We Gain Credibility
When we let people get to know us, we gain credibility by letting them see the light in our lives. The result is that people glorify God -- some even glorify Him by obeying the gospel (Matt. 5:14-16).

It's reported that 95% of people converted to Christ, in our day and age, are attracted to the truth after witnessing a Christian's moral and religious life. This stresses the fact that we have to let people get to know us, so they see the effectiveness of the gospel and the power of God that works in people who believe (1 Th. 2:13).

We Learn About Their Needs
As we get to know people, we learn about their spiritual needs, rather than assuming what they need.

Before Paul converted twelve men in Ephesus, he had to learn whether they lacked anything spiritually. So he asked two important questions whereby he learned they hadn't been baptized into Christ. He taught them the truth about John's baptism and Christ's baptism, and converted them to Christ (Acts 19:1-5).

Like Paul, we must get to know people to learn about their spiritual needs. After we get to know them, we may have the opportunity to teach them the truth, and convert them to Christ.

What Do We Need To Learn About People?
Paul learned about people in Athens, reasoning with them, understanding their religion and culture, quoting from their own poets to prove his point about God (Acts 17:16-17, 22-23, 28).

We too need to learn about the people with whom we interact, so we have the knowledge we need to reason with them in an effective manner. We have to be good listeners and get to know them, or we will fail (Jas. 1:19-20).

We need to learn about the religious error people have been taught, as we get to know them. Priscilla and Aquila listened to Apollos and learned what was lacking in his life; then they taught him the truth regarding baptism (Acts 18:24-26). We also need to listen to people and learn about religious errors that exists in their lives, so we can teach them the truth of the gospel.

It's helpful to know if there are any religious inconsistencies in our friends' lives. If they believe one thing and do something different, we can showing them the inconsistencies, and possibly shed light on greater spiritual problems. We need to be like Paul who corrected Peter, when he committed the sin of hypocrisy, by pointing out the inconsistency between his actions and his faith (Gal. 2:14-16).

It's essential to learn the words and phrases people use to communicate thoughts. So much of the time, we are not understood by people because we've not taken time to get to know them, and communicate in a way they understand. Paul shows us the impact this can have upon people when he spoke to the Jews in Hebrew, their native language (Acts 21:39 - 22:2). He got their attention, immediately had a degree of respect, and effectively communicated his thoughts.

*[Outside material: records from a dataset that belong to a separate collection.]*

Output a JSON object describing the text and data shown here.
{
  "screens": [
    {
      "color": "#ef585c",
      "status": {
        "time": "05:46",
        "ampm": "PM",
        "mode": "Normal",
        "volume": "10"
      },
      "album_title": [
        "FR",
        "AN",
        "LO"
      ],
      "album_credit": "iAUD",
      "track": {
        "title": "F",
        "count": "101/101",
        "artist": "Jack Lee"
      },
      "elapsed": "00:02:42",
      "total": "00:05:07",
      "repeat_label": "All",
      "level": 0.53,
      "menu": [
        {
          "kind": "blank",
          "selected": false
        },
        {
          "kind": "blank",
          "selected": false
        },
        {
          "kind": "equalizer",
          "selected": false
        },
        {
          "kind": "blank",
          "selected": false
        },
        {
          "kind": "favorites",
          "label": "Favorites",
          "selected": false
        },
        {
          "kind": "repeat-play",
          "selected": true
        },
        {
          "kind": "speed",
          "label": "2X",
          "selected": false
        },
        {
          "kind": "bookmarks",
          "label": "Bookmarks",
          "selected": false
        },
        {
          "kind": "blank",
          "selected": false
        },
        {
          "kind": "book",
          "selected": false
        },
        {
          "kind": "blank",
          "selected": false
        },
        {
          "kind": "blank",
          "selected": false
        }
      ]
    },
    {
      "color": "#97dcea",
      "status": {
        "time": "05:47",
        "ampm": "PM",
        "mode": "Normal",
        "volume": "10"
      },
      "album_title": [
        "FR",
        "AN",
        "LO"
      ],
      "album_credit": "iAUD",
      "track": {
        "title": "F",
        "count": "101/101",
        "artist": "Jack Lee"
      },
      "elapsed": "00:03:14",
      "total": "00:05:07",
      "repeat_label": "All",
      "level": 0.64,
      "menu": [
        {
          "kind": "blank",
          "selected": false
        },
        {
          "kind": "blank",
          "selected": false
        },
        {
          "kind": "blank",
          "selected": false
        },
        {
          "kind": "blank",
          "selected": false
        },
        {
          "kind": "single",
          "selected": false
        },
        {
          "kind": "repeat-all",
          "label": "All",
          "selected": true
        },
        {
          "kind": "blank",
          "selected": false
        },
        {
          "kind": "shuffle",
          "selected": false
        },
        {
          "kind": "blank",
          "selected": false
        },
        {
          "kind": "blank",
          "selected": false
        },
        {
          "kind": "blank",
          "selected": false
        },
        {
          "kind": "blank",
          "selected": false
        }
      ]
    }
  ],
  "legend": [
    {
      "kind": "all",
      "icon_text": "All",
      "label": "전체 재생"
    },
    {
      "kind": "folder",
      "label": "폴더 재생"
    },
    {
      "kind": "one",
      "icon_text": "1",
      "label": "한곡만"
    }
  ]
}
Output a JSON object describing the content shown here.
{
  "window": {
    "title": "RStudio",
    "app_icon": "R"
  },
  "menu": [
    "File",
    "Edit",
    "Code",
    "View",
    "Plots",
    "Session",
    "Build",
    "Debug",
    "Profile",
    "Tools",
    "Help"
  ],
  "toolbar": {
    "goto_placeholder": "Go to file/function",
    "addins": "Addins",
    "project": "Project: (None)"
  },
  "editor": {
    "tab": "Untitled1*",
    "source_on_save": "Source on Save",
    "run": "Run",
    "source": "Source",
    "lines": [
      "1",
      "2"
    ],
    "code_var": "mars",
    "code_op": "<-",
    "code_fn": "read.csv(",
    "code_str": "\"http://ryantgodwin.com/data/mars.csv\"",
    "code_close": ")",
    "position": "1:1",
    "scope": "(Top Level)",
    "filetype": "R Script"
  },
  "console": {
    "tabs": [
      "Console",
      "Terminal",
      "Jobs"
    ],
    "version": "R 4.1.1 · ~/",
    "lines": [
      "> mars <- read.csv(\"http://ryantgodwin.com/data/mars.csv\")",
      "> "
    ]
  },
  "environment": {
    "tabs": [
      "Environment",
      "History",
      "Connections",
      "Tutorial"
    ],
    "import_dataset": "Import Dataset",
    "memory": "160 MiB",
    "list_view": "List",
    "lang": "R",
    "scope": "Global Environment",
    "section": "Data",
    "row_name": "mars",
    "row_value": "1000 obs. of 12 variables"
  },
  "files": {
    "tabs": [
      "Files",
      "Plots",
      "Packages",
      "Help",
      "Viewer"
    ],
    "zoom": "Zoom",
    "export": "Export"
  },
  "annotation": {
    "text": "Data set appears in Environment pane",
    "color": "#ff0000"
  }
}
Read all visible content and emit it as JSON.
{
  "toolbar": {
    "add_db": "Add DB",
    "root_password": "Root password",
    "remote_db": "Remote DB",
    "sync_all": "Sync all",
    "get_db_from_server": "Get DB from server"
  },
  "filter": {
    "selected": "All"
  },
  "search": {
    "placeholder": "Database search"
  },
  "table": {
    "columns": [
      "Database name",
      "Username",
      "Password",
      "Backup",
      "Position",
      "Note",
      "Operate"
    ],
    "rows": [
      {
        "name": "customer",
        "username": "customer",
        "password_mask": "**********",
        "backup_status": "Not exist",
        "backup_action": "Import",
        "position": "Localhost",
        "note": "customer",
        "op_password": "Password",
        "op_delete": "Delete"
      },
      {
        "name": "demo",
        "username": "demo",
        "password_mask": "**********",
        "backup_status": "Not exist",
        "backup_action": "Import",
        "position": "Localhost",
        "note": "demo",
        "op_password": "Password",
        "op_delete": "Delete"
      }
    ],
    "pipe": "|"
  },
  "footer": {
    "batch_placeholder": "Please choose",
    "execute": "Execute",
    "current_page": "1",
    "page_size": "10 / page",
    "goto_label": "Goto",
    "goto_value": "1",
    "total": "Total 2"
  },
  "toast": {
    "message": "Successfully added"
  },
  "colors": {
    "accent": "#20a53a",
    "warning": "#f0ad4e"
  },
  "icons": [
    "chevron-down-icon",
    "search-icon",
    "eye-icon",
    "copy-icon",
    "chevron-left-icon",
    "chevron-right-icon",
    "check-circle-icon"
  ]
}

It's helpful to learn what religious teaching they've been exposed to, so we can relate it to New Testament truth. Paul did this when making his defense before Agrippa. He said, "King Agrippa, do you believe the Prophets? I know that you do" (Acts 26:27). Paul knew Agrippa believed the prophets; therefore, he tried to persuade him based on what the prophets proclaimed.

It's helpful to know peoples' prejudices and stumbling blocks before we try to convince them to turn to Christ. Everyone who comes to Christ must deny himself and take up his cross, so it's helpful to know what a person will deal with if he decides to become a Christian (Matt. 16:24-26). These are the things Satan will use against them the most, and the things we must prepare our friends to face.

Lastly, it's helpful to know what has kept them from studying God's word and obeying the gospel in the past. It may be their upbringing and their ancestors, as was the case with Paul (Gal. 1:13-14). They may not be interested in studying the Bible. They may have been turned off by religion or a particular church. They may have a debilitating illness or disability. They may enjoy the passing pleasures of sin.

Be A Good Neighbor
If we are good neighbors like Jesus commands, we'll be interested in people and their souls. We'll want to get to know them, and understand them well enough to talk about God and his church in a meaningful way.

Like the good Samaritan, we'll have mercy and compassion for people, and do everything we can to help them, by reaching out with the gospel (Lk. 10:30-37).